(Beginning of THE DATA)

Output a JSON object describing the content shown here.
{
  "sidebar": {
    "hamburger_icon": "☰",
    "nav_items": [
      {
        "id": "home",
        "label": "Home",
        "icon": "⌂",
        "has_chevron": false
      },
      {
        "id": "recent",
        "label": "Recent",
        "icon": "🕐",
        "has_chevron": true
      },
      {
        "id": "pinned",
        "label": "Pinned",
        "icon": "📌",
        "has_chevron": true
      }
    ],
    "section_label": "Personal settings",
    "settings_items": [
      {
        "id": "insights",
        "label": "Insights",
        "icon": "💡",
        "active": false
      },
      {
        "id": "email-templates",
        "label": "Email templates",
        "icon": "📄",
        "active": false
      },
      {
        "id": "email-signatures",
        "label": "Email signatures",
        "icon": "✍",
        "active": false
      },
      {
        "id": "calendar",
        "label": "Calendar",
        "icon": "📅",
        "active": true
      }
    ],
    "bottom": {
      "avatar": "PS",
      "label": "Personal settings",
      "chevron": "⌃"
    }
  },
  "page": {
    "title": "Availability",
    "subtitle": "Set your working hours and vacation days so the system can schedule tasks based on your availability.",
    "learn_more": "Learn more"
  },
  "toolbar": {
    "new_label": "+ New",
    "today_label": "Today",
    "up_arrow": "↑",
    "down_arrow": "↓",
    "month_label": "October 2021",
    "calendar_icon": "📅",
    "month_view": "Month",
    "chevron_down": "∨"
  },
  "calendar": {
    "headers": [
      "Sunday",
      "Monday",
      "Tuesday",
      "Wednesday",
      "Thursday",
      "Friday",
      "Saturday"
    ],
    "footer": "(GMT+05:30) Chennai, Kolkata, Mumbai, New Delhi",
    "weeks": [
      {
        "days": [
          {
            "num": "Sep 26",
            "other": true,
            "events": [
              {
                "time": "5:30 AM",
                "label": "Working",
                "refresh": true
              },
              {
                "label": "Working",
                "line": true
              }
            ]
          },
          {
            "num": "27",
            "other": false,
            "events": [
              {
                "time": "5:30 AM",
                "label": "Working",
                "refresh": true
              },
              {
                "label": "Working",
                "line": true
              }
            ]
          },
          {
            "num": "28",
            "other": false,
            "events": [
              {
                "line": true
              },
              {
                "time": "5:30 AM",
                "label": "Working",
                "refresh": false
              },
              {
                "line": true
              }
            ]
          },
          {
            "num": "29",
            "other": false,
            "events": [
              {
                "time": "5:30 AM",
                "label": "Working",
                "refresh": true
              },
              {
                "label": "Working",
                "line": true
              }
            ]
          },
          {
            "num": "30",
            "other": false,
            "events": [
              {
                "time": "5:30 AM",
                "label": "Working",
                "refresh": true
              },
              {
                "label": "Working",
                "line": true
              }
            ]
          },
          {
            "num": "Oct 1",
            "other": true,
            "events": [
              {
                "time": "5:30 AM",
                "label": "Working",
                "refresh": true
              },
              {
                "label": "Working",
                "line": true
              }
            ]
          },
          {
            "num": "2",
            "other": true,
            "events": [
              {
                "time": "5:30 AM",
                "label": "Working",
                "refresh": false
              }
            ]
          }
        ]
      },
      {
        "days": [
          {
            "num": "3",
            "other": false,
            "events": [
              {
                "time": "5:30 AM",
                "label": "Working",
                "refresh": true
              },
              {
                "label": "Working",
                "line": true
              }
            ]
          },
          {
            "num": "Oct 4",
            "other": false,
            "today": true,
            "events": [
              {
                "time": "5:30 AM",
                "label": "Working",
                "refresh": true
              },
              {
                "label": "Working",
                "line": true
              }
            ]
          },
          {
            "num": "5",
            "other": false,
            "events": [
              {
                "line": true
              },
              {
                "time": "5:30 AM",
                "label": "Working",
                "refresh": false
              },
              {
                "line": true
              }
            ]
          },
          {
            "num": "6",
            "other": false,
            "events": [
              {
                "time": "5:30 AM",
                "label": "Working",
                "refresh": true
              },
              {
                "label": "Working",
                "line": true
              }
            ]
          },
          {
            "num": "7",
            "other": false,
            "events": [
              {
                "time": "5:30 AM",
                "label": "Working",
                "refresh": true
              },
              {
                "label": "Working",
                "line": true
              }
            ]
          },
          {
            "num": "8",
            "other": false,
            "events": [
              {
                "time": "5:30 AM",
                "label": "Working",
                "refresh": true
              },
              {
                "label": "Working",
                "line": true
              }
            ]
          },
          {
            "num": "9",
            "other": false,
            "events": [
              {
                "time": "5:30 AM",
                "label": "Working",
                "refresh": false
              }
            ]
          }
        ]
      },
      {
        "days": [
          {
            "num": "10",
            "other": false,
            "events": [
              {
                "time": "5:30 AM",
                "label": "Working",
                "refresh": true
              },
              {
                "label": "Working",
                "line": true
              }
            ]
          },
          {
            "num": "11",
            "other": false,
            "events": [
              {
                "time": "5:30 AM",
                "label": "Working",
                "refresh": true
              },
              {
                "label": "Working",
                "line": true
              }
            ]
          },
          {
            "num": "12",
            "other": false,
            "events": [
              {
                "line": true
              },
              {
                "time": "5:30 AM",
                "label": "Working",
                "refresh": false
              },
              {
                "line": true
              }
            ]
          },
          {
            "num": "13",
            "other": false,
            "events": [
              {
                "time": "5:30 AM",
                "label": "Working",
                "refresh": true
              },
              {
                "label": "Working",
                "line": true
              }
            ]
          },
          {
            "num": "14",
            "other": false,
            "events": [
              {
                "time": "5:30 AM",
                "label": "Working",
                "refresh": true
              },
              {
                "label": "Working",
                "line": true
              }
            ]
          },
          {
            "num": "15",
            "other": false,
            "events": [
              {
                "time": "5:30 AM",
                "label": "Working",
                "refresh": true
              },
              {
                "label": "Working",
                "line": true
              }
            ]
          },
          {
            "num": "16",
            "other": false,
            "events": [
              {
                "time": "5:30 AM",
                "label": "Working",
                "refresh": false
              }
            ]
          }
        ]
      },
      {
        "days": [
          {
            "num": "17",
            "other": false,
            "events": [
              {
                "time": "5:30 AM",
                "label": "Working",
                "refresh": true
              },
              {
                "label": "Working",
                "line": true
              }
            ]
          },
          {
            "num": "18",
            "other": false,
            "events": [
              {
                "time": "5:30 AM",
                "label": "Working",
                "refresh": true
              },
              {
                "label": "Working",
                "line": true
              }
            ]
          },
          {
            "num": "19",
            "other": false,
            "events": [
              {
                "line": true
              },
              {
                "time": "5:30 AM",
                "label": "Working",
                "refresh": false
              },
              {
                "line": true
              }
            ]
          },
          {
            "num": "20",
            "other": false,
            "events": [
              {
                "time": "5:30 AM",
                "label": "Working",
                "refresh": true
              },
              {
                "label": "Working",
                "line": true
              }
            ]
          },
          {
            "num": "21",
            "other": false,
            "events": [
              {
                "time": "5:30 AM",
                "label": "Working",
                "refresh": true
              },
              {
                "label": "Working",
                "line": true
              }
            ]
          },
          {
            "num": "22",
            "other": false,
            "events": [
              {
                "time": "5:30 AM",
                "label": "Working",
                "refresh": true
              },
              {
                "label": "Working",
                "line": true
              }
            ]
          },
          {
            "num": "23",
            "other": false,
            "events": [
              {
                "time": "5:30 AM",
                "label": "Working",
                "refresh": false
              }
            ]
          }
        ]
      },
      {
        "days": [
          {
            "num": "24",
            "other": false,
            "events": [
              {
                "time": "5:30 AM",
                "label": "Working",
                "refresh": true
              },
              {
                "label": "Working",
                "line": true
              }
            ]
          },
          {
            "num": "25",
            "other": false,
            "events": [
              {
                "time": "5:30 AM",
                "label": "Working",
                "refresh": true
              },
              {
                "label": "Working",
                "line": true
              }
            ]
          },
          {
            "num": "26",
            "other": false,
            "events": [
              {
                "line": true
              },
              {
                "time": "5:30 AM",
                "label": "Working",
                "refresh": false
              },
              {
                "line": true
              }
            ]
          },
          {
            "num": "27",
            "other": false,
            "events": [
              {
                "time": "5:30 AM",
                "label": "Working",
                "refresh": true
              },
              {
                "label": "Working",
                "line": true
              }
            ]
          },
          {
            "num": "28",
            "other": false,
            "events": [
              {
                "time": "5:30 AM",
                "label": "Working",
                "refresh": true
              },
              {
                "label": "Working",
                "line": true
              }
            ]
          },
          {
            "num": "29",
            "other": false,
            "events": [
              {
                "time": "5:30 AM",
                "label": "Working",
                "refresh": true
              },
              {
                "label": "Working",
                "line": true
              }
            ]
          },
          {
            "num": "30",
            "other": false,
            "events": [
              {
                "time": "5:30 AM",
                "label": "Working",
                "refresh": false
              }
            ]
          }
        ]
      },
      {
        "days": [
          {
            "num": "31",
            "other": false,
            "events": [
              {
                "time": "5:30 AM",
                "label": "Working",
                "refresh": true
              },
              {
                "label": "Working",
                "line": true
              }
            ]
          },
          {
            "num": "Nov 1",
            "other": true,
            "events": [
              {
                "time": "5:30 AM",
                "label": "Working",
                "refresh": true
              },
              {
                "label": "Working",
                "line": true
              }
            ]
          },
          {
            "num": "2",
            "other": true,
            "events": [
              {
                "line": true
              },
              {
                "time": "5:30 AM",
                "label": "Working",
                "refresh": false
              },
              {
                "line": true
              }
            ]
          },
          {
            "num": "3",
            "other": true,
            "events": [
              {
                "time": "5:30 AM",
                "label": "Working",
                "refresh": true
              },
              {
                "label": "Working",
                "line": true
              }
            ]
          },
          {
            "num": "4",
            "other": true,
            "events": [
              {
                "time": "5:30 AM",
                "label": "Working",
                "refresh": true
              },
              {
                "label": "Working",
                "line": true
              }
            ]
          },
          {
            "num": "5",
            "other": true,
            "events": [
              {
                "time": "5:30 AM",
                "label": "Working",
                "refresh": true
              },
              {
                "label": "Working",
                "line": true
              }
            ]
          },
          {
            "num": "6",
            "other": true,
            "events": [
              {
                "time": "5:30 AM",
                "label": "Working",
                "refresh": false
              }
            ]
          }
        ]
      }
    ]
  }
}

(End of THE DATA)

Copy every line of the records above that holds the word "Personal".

    "section_label": "Personal settings",
      "label": "Personal settings",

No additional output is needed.